I called my daughter to ask her what was wrong because her texts had not been “quite” right. Blubbering with sorrow, she told me that Phyllis had been carried off in the night and was surely dead. Through tears and sniffles, she said that the worst part was imagining Phyllis’s horrible death and the fear she must have felt.
Ah, you might think her grief was for the death of a relative or a victim of the atrocities of war taking a human toll in Ukraine. And you would be right to think that. I wake up every morning to the news, conjuring up such horrible visions in my head.
But no, this wasn’t about that.
Phyllis was my daughter’s pet chicken. Before you sigh, let me say that while a chicken is hardly a human casualty, like those reported daily in the news, love and anguish has room for all the life that we hold dear. My daughter raised Phyllis and Isabelle, two bantam chickens–one silky, one curly–from the time they were chicks. She has had them a decade or more. They sat on her lap, followed her around the yard and, for several years, laid tiny little chicken eggs.
Now Isabelle, somewhat demented, roams around lost without Phyllis. We have to keep her inside the house in a crate at night to keep her warm.

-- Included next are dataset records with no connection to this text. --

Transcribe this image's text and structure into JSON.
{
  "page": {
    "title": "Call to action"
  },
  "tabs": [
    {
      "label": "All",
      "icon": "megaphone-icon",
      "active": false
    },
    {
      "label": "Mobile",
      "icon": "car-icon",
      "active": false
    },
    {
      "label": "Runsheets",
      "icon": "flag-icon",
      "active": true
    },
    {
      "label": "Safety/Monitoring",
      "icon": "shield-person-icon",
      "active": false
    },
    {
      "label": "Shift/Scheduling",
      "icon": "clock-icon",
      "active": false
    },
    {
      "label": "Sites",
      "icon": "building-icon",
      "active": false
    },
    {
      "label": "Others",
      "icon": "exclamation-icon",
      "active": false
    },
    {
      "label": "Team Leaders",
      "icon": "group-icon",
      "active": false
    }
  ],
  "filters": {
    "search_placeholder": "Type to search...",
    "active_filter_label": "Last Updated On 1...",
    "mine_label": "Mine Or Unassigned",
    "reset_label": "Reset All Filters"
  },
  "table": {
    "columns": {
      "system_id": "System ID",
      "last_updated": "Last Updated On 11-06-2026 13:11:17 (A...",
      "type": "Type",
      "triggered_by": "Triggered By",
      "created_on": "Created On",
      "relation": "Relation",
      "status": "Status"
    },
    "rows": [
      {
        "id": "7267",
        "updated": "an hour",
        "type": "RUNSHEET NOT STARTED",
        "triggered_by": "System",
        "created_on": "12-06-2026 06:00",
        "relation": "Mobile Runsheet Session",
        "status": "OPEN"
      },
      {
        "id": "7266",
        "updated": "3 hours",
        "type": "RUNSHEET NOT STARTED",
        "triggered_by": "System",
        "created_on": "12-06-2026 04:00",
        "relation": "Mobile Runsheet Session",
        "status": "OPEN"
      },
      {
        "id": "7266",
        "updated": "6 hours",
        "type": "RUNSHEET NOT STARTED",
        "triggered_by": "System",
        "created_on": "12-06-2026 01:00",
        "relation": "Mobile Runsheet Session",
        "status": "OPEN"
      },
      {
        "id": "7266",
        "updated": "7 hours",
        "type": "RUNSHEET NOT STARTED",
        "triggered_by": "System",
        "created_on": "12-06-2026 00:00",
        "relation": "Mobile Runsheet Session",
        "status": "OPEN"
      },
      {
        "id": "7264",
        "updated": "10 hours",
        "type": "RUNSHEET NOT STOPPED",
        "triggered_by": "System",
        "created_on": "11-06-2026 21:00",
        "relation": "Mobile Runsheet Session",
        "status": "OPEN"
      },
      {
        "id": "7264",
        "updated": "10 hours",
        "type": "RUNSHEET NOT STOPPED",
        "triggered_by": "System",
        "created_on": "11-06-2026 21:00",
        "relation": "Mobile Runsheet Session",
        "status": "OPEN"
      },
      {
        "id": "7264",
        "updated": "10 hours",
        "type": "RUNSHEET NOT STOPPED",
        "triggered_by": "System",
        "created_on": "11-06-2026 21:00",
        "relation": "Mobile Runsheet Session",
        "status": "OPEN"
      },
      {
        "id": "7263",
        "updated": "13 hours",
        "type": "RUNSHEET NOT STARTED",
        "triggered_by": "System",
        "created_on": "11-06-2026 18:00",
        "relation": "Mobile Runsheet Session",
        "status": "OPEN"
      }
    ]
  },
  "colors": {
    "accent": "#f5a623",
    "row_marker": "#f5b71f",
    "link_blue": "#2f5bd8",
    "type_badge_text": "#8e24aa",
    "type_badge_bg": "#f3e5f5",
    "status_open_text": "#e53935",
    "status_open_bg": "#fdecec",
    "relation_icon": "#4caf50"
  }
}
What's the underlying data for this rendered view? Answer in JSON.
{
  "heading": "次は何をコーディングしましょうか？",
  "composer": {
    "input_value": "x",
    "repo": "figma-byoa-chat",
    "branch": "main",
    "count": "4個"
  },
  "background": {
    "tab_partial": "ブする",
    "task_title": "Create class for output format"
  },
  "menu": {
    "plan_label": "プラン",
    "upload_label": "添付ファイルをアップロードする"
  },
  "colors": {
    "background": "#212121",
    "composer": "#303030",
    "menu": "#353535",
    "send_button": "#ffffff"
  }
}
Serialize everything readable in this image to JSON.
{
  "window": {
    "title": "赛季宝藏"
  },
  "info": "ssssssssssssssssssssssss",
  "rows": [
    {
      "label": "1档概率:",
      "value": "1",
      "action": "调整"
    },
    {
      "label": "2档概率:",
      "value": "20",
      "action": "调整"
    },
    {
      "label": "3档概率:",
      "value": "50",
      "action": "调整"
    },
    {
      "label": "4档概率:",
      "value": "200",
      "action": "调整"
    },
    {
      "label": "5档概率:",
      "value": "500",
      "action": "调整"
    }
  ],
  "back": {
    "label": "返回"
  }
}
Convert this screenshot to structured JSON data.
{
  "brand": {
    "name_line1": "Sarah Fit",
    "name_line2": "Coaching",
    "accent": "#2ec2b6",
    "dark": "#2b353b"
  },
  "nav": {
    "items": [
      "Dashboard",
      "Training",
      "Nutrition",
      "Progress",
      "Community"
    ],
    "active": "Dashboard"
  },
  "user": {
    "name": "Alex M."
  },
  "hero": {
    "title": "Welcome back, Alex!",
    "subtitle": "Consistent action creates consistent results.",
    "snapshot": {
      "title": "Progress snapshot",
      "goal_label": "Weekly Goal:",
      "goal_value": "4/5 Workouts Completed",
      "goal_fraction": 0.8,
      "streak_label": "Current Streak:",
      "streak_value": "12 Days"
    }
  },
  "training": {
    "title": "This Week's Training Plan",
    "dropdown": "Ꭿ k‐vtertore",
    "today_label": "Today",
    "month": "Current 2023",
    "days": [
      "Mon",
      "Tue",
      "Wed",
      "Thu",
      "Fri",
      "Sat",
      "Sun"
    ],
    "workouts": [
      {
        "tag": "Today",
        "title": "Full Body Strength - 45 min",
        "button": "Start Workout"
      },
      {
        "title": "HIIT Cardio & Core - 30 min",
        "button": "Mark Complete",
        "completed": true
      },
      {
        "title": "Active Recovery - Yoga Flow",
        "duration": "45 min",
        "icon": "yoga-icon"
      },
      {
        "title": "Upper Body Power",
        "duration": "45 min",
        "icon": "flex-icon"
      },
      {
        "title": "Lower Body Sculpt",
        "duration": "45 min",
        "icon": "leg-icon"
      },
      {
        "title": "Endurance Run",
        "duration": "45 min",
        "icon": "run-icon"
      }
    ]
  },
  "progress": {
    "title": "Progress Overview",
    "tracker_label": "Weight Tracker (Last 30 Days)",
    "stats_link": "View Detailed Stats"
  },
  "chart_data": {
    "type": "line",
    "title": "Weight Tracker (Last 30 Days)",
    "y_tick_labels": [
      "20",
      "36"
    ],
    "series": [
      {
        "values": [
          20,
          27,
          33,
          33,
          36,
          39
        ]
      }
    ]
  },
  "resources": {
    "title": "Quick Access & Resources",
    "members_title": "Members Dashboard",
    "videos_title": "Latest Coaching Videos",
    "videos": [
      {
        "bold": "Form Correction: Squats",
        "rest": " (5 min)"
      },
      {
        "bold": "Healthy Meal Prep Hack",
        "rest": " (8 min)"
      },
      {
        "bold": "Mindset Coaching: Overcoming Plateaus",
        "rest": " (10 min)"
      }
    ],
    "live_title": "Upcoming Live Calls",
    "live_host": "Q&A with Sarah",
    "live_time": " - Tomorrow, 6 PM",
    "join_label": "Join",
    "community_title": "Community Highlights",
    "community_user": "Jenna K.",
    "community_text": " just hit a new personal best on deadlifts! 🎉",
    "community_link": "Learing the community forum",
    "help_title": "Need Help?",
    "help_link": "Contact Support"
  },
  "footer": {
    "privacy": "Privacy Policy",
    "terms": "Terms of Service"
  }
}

She has lost her ability to be a chicken without Phyllis.
Winter is coming and the people of Ukraine, the Syrians still in camps, and the rest of suffering humanity awaits the cold and prays for a warm bed to sleep in and an end to the rain of death that has become part of their daily existence.
I can feel my daughter’s sadness over the loss of Phyllis.
I hope the world can feel the pain of those who need our help.